It’s never too early to start planning for retirement. Yes, even if you’re fresh out of college and barely have a career to wind down.
As any investment adviser will tell you, money grows over time. The earlier you begin saving, the more time your money has to grow. The law of compound interest is on early savers’ sides.
There’s no downside to putting together a retirement plan at your earliest convenience. Only upside. As you begin wrapping your head around your retirement planning, follow this cheat sheet carefully. See how many items you can cross off it before your 30th birthday.
Use Saving and Budgeting Apps
Does the world need another budgeting app?
The jury’s out. But that’s beside the point, anyway: There are already plenty to choose from. Look for mobile-friendly tools that link all your bank accounts, credit cards, and loans to a single dashboard, providing a complete, single-sign-on look at your financial profile. Use pre-set or customizable spending categories to quantify and organize your day-to-day spending and weekly or monthly budgets.
The goal here is to gain a clear, just-the-facts picture of your cash flow. Once that’s in hand, it’s much easier to create a sustainable household budget that includes a generous monthly savings allowance.
Automate Your Savings
Worried that you won’t remember to make manual checking-to-savings transfers after each paycheck? You’re in good company. Take the uncertainty out of saving by setting up recurring transfers. Most banks let you do this internally, or you can use a third-party app that automatically adjusts your transfers based on your cash flow.
Accelerate Debt Payments When Possible
If you have high-interest debts, such as student loans or persistent credit card balances, raise your monthly payment as high as you can bear. Making the bare minimum payment lengthens your loan term and raises your aggregate interest costs, effectively robbing your long-term savings. One caveat: Confirm that your loan doesn’t have a prepayment penalty before making your last payment.

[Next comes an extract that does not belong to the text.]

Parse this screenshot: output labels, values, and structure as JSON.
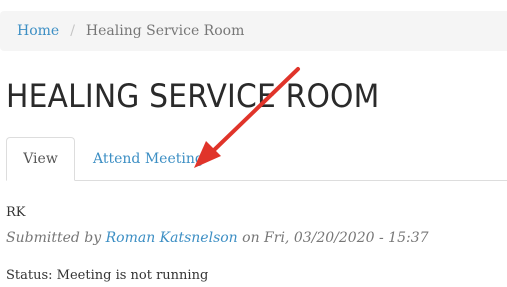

Enroll in Your Employer’s Retirement Plan (and Take Advantage of the Match)
If your employer offers a tax-qualified retirement plan, such as a 401(k), enroll in it today. Take advantage of the employer match or boost, too: Many employers have dollar-for-dollar or dollar-for-two-dollar matches that magnify your saving and investing power.
Open an Individual Retirement Account
Virtually everyone is eligible for an individual retirement account (IRA), even those with access to tax-qualified employer plans. Traditional and Roth IRAs are the most common configurations, with Roths offering slightly more favorable tax treatment over long timespans. However, both plans have income limits and contribution limitations, so you’ll want to check with the IRS or your investment adviser to determine which is more suitable for your situation.
Avoid High-Interest Revolving Debt
Credit cards have their place, but it’s usually not a good idea to run month-to-month balances on them. Every dollar you pay in interest is a dollar you can’t put toward your retirement — a dollar that won’t grow with time. If you’re currently running monthly credit card balances, make a plan to pay them down, and another plan to avoid them in the future.
Create Separate Saving and Investing Buckets
If you haven’t already done so, set aside three to six months’ pay in an emergency fund. Then, set up additional savings and investing buckets with specific goals and time horizons: down payment on a mortgage, kids’ education, vacation budget, and so on. Even if you have no plans to start a family or buy a house, you’ll want time-organized savings for when you do make these major life decisions.
It’s Never Too Early to Start
Retirement is for old people, right? You’re not old. So why worry about something that’ll only happen when you are?
Because, if all goes according to plan, you’ll be old someday. (Let’s set aside questions about what qualifies as “old” for the moment.) You’ll be sick of punching in and punching out every day. You’ll want to do things at your own pace for what’s hopefully a long, healthy retirement.
And you’ll want to be prepared for whatever may come. Numbers don’t lie: the sooner you get started on your retirement plan, the more secure your future is likely to be.
If you’re still asking “why now,” you’re doing it wrong. It’s time for “why wait?”